The substantial potential of North East ports to help grow the region’s economy, and initiatives to encourage more businesses to export, are set out in a new report to be released tomorrow (25 October 2019).
Produced by North East England Chamber of Commerce and transatlantic law firm Womble Bond Dickinson (WBD), the detailed study, Global North East – a Gateway to the World, highlights a range of ways the region can benefit from improved connectivity. Ports were outlined as particularly important for increasing the region’s international trade but they are currently facing unhelpful restrictions, due to limited rail and road routes around them.
Chamber policy adviser for transport Marianne O’Sullivan said: “Ports are key for international trade as around 95% of British imports and exports are moved by sea.
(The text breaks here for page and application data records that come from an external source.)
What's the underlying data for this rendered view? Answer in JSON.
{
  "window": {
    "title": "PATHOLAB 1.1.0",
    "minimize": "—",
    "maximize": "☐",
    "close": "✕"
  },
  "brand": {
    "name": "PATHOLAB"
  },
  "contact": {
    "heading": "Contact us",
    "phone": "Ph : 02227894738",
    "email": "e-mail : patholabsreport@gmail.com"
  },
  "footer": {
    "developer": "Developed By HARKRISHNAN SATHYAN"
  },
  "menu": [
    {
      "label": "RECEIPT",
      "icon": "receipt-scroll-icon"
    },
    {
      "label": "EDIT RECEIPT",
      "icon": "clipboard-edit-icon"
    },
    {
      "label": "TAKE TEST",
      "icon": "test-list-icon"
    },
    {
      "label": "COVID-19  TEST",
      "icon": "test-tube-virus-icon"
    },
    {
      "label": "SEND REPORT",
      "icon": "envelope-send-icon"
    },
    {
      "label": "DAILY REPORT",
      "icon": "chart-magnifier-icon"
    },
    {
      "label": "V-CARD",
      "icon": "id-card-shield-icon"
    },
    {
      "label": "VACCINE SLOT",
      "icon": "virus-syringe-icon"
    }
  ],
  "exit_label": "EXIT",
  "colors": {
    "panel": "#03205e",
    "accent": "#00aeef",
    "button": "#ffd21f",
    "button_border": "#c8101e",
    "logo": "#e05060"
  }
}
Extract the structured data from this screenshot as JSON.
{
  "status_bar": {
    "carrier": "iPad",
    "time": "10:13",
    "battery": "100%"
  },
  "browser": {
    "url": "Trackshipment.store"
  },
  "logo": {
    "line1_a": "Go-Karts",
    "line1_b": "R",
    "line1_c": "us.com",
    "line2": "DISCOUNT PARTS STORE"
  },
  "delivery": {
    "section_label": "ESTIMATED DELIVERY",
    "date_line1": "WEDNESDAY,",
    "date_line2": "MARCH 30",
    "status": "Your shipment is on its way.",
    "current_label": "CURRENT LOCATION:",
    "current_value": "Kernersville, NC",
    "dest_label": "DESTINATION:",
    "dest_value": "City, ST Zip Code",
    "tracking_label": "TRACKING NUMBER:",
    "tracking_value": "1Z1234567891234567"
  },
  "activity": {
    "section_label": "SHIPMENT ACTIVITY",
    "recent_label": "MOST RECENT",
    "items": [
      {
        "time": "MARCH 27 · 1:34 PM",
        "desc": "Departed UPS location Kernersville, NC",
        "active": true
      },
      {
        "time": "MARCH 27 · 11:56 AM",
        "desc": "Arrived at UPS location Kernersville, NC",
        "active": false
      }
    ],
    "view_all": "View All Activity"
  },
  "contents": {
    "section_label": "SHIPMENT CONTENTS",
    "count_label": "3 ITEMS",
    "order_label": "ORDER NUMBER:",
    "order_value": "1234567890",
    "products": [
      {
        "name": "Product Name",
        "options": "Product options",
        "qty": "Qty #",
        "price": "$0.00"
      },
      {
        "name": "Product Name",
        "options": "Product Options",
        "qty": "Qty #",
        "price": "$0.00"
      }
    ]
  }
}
Following the publication of this report we will be campaigning to get improved access to the North East’s ports to facilitate trade and increase the £270 million GVA the maritime industry contributes to the North East.”
Kevin Bell, partner, WBD said: “As a law firm with an ever increasing transatlantic and global outlook, we wanted to specifically look at how investment in our region's infrastructure can support the international ambitions of North East business.
"Transport and infrastructure is one of our key specialist sectors at WBD and so we understand the issues that need to be addressed "close to home" here in the North East.”
The study recommends building on the Port of Tyne’s maritime innovation hub to showcase the North East as a maritime ‘smart port’ making use of new technology such as tracking containers and combining the different specialist areas of each of the North East’s ports.
It also stresses the importance of gaining additional freight capacity to support goods being transported from the region’s ports and airports.
Northern ports are currently facing driver shortages and it is estimated there will be additional export/import volumes of 25% by 2024. The report stresses the need to make it easier for businesses to use rail freight to access the North East’s ports or economic growth potential will remain unfulfilled.
The report recommends increasing capacity on the Trans-Pennine and East Coast Mainline routes. These connectivity issues need to be tackled to help businesses transport their goods.
Other infrastructure improvements outlined in the report include A1, A19, A66 dualling and additional links to Heathrow with more time slots and extra connections from the region.
The report will now be discussed with local authorities, businesses, local and national politicians. It will also feed into the Chamber’s on-going campaign to get improvements to the East Coast Mainline rail route.
The results were based on interviews with transport and export stakeholders such as Newcastle International Airport as well as international businesses.
Photo caption: left to right: Steven Clapperton, Director of HSE and Marine Harbour Master, Port of Tyne, Marianne O’Sullivan, Chamber and Kevin Bell, WBD.